During the ten-day upkeep KING accomplished major repairs to SPS-29, fire-room steam system, and the air conditioning system. An unexpected boiler valve casualty required three additional days in Subic. However the, problem was corrected in just over 24 hours, and KING departed Subic on the morning of 8 December for her second gunline assignment. During this import period KING, was commended by CTF75 for her liberty parties zero curfew violations.
After reporting for duty withTG75.9 at Pt. Allison on the northern MR I gunline later On 11 December, KING's single 5"54 mount fired 994 rounds in 48 hours including 275 rounds in one 8 hour period. Two ammo VERTREPS were conducted during this hectic gunline tour. On completion of her NGFS assignment on 13 December, KING had fired 1636 rounds of Naval Gunfire Support during the deployment, a total believed to be the highest for DLG-type ships in the Vietnam War. These two gunline periods constituted the first time that KING’s guns have ever been fired in combat. During this time that KING on two separate occasions, came under fire from a coastal defense site and returned over 20 rounds of counter-battery fire for which she was awarded the Combat Action Ribbon.
Upon relieving USS HORNE (DLG-30) as CTU 77.0.4 at MIDSAR on14 December, KING resumed standard missile frigate duties as a dedicated AAW SAR Picket. As KING settled into her MIDSAR tasking, she received a message on 14 December conveying congratulations for “good shooting” from CTG 75.9 and a kudo from CTF 75 complimenting KING on her "all around performance.

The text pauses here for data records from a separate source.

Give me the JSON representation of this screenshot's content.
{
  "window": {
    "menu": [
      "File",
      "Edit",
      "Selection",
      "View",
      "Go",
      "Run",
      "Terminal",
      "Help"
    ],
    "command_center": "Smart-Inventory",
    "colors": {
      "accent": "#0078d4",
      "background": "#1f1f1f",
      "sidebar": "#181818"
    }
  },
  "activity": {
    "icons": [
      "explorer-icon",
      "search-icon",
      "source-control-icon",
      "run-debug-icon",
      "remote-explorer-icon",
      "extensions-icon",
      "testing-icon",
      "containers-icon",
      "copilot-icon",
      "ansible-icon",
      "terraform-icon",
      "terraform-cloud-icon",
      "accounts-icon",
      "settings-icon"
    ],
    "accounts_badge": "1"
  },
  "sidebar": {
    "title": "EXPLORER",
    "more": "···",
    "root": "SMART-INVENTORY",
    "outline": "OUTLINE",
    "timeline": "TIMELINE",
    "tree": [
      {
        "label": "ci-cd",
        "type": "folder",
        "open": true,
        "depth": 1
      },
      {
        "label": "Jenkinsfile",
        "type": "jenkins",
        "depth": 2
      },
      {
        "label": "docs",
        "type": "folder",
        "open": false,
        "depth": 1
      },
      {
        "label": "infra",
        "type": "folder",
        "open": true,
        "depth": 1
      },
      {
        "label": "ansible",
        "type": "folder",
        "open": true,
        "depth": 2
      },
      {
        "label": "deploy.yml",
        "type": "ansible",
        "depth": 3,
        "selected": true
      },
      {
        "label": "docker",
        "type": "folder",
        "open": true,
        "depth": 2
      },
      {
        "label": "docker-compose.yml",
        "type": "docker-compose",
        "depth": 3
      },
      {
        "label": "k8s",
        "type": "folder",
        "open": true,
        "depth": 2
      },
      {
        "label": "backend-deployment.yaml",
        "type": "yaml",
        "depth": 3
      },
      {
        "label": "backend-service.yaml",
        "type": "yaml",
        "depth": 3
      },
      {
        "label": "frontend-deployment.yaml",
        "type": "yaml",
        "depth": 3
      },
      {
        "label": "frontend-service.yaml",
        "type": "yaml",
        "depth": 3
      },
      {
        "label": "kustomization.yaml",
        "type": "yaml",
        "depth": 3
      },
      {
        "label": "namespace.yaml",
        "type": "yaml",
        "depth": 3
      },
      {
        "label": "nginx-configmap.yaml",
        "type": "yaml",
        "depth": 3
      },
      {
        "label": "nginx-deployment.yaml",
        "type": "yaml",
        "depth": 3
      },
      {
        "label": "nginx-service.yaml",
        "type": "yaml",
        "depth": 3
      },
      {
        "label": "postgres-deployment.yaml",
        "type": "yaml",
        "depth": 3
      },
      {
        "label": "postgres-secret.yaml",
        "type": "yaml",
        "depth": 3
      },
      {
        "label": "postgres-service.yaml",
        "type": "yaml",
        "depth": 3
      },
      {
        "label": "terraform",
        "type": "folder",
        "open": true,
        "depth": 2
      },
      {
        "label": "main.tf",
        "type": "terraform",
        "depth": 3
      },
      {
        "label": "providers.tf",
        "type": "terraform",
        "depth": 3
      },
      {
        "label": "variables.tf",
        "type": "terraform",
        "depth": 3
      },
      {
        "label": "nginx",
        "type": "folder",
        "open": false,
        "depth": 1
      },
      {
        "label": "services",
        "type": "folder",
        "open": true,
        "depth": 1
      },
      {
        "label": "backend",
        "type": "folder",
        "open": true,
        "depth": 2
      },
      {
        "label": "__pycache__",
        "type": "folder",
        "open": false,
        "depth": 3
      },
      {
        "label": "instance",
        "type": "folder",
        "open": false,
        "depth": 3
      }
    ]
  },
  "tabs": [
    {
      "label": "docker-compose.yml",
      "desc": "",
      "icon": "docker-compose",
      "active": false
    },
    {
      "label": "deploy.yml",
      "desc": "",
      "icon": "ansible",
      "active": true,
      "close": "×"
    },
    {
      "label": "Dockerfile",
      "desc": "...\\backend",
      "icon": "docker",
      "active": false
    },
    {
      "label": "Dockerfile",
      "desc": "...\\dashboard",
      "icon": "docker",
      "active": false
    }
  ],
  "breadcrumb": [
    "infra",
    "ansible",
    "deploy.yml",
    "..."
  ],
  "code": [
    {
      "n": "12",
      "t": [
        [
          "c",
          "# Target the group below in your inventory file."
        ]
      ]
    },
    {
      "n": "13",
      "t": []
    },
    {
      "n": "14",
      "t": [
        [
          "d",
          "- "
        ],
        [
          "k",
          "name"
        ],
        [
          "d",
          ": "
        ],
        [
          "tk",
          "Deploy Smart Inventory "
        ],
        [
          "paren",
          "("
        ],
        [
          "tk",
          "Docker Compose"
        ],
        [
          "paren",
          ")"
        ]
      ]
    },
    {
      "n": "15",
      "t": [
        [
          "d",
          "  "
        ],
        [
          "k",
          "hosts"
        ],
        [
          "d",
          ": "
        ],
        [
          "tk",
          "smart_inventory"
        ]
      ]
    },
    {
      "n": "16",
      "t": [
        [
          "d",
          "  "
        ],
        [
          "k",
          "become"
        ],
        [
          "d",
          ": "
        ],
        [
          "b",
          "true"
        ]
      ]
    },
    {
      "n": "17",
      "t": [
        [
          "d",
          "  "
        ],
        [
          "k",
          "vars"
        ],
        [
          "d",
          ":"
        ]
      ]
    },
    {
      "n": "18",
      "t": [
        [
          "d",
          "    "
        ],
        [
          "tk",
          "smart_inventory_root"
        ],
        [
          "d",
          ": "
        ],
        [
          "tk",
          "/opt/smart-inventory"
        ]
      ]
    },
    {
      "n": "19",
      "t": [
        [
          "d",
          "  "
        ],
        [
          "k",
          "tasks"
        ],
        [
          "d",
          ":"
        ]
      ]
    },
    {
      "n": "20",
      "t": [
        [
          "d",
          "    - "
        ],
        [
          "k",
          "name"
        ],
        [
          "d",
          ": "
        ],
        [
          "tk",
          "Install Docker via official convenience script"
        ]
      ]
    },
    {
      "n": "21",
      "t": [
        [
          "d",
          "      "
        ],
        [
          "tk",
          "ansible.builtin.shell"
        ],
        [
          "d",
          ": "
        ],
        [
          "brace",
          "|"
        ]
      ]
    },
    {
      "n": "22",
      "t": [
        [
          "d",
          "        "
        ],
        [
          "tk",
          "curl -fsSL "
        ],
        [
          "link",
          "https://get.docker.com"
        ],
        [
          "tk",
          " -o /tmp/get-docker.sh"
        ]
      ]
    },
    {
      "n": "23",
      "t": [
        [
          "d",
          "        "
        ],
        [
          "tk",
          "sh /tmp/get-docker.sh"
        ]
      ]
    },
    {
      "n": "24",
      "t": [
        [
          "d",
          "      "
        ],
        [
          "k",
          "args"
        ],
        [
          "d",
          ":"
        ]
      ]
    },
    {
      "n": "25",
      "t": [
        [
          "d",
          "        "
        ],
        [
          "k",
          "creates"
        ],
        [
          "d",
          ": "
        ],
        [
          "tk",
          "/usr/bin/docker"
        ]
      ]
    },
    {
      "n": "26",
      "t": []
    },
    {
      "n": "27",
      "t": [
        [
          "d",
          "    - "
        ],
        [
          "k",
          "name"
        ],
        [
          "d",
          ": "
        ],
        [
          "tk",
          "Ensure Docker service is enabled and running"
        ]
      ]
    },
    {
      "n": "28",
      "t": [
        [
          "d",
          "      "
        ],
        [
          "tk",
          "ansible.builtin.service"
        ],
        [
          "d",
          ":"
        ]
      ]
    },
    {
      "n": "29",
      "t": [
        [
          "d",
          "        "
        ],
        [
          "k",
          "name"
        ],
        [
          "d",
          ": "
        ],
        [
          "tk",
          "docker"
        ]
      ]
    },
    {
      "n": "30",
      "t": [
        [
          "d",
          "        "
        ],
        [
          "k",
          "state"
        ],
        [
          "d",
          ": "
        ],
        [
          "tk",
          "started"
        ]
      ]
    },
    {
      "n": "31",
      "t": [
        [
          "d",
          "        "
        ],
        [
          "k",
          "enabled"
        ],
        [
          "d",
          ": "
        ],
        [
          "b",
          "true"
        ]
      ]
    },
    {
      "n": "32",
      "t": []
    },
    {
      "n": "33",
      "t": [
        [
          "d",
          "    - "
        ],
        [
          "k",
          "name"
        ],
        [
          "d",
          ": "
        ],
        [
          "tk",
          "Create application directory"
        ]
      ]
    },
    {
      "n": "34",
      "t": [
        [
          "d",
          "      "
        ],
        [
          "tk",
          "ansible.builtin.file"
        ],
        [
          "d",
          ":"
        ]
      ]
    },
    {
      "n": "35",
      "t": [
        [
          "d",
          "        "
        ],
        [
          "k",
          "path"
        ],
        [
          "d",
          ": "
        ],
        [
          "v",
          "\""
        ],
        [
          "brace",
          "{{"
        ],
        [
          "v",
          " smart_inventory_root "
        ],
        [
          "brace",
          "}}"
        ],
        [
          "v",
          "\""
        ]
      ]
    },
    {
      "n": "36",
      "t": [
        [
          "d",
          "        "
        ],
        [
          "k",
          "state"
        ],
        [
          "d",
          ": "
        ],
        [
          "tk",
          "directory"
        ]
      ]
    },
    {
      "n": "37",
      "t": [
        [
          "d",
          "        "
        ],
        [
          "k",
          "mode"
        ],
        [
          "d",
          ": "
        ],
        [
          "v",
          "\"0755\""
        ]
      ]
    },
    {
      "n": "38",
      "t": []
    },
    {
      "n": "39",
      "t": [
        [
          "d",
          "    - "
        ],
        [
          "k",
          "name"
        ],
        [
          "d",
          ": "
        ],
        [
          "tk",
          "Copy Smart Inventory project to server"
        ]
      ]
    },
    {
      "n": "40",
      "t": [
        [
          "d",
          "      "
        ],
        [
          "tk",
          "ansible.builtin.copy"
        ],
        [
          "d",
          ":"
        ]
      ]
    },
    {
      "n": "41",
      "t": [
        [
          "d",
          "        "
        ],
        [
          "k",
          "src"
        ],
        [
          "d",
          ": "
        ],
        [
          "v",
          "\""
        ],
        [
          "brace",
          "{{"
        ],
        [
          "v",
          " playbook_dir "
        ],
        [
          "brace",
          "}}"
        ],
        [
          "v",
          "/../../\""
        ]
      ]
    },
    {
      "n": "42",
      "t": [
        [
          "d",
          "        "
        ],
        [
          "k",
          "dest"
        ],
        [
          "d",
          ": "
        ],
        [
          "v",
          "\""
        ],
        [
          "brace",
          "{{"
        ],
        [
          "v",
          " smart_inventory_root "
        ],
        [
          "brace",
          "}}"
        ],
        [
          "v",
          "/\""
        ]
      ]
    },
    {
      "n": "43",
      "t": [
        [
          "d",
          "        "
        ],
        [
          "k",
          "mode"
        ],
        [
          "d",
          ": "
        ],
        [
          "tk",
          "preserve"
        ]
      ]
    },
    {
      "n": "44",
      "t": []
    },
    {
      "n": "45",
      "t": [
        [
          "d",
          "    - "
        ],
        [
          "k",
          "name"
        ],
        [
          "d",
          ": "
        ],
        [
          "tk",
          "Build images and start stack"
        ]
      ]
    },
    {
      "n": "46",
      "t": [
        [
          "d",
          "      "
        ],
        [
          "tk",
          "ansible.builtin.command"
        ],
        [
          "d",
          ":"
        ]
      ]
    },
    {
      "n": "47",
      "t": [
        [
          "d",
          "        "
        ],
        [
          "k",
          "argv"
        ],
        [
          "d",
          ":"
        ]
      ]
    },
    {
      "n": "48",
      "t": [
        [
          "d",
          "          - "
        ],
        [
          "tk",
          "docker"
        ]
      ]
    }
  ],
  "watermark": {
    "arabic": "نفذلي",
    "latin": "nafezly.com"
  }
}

The next 30days at MIDSAR proved noless busy while KING, operating as TRIPLE THREAT, participated in the resumption of Air Force B-52 raids over North Vietnam above the 20th parallel as well as daily Navy ALPHA and DELTA strikes. Although cast in a back-up role for the massive strikes, KING acted as a strike support ship and primary control for Navy strikes diverted to WEATHER ALTERNATE targets in the RP II, III, and IV operating areas. KING contro1led up to fortyB-52 sorties in one 24-hour period as well as support aircraft for each strike. This included MIGCAP, Electronic Warfare Aircraft, and Flak Suppression Aircraft. Much of the controlling was done at extreme ranges during periods of heavy aircraft activity including local air strike and reconnaissance missions. As the WEATHER ALTERNATE controller for Navy ALPHA and DELTA strikes, KING controlled CVA strike aircraft of all types when the missions were diverted from their primary target assignments. With the cessation of bombing in the North on 30 December, the Air Force shifted emphasis to the southern portion of North Vietnam, DMZ and Laos.
Christmas in the Gulf saw a Turkey dinner fro the Crew and Wardroom, with all hands opening carefully saved packages from home. A visit from the Commander-in-Chief, Pacific Fleet and Secretary of the Navy, John WARNER, came on Christmas and the two men were extremely well received. They spent an hour discussing current problems and answering questions from the Crew on the ASROC deck and then visited the Chiefs and First Class messes. The tone of the visit was invigorating and it rounded out the holidays.